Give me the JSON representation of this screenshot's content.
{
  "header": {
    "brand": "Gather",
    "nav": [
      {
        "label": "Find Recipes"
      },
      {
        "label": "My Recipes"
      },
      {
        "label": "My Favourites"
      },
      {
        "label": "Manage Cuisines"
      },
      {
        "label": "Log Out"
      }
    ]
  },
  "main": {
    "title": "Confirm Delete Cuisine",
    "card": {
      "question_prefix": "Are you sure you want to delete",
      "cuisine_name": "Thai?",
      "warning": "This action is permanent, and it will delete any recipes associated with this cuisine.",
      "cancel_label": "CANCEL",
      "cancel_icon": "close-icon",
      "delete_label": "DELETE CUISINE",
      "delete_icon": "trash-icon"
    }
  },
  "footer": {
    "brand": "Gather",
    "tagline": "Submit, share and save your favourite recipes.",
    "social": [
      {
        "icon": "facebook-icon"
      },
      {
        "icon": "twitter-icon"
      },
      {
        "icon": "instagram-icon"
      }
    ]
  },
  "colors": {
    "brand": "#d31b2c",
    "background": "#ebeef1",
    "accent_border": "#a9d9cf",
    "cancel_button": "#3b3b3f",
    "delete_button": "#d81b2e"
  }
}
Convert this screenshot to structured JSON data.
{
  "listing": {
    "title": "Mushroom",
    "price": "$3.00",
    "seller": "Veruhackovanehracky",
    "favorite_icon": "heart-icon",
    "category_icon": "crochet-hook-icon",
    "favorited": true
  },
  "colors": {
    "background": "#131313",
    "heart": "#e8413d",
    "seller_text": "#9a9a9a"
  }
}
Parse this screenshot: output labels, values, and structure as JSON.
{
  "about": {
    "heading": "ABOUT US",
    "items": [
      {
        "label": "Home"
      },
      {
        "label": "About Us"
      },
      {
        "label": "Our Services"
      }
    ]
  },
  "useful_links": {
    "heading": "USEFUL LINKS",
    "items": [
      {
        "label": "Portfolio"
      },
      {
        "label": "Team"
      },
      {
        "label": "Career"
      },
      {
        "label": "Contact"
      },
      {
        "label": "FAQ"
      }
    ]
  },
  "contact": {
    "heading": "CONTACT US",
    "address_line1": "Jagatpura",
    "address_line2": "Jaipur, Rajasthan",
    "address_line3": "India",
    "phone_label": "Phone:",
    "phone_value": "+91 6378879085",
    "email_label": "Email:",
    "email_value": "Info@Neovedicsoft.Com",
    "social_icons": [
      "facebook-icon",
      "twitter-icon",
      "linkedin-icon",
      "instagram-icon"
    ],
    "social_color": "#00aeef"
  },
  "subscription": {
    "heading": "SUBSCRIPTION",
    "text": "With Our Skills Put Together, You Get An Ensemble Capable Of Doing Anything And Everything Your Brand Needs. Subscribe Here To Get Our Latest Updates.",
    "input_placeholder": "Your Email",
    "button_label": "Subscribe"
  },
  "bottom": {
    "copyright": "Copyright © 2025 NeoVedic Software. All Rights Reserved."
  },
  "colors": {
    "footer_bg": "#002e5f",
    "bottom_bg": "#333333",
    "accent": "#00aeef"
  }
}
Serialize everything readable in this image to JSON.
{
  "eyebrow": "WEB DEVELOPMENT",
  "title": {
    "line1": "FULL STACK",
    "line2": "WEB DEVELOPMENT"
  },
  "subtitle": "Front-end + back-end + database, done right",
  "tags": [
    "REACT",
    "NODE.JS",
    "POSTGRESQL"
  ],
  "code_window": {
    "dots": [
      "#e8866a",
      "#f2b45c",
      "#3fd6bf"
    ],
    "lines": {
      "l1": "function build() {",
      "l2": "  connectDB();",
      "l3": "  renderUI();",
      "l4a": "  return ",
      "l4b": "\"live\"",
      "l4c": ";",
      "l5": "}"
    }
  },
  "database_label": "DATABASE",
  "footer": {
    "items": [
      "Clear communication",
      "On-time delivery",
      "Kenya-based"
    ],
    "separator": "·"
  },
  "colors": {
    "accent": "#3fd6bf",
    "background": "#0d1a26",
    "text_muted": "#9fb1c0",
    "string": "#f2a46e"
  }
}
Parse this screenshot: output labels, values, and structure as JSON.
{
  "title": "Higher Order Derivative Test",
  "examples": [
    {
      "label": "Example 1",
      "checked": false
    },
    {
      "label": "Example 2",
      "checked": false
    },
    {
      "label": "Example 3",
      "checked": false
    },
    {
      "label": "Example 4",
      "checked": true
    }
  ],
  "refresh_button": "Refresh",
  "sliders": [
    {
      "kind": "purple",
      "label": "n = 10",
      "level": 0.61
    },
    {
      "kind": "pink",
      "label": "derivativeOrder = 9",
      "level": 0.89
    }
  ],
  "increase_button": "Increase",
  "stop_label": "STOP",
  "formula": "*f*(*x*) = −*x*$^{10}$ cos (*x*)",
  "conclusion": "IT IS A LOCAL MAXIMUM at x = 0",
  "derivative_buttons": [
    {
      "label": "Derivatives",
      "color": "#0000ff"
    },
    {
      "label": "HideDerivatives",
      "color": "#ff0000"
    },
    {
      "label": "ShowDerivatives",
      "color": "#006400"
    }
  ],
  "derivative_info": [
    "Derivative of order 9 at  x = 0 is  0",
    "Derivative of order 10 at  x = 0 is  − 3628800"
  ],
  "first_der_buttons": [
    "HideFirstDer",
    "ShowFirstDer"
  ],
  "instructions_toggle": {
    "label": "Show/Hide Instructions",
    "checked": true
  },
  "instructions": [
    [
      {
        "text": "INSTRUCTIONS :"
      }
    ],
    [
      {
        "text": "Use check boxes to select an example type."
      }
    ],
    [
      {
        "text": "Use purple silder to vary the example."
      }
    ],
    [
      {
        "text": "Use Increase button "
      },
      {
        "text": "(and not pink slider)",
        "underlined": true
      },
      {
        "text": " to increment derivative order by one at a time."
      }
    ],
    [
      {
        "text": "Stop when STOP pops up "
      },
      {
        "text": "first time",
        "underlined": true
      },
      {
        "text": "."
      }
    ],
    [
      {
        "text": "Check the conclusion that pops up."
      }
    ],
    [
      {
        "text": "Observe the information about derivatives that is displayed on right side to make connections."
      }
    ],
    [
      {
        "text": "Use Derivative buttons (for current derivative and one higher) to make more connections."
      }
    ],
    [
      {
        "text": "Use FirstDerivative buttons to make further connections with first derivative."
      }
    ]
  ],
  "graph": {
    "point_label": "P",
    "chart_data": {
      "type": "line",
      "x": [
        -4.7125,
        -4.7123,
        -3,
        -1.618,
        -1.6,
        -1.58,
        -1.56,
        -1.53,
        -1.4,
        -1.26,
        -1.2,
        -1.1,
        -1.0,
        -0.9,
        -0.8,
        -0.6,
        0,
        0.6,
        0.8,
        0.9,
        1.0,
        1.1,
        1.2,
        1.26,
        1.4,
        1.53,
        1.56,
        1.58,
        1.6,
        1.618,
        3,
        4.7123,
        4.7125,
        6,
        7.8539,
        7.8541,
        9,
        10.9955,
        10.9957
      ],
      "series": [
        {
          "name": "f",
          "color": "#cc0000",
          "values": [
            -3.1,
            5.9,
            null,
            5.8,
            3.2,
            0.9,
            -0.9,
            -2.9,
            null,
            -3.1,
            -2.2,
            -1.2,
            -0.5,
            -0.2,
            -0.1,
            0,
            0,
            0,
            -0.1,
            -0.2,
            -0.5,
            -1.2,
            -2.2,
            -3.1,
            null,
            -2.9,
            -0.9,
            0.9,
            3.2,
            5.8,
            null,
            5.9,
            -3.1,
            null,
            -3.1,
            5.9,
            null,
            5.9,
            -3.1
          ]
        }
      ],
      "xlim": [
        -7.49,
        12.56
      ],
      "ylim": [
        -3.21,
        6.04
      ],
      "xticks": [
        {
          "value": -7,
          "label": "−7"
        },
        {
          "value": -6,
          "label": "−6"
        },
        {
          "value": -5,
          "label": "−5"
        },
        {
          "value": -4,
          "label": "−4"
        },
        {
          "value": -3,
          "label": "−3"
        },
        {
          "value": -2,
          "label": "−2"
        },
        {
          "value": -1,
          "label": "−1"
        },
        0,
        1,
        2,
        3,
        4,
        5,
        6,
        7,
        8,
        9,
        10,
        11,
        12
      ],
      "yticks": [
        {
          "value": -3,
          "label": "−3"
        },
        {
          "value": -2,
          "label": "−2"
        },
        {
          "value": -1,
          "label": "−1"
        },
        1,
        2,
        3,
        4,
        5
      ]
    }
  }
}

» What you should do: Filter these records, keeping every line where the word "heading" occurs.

» Solved exercise:
    "heading": "ABOUT US",
    "heading": "USEFUL LINKS",
    "heading": "CONTACT US",
    "heading": "SUBSCRIPTION",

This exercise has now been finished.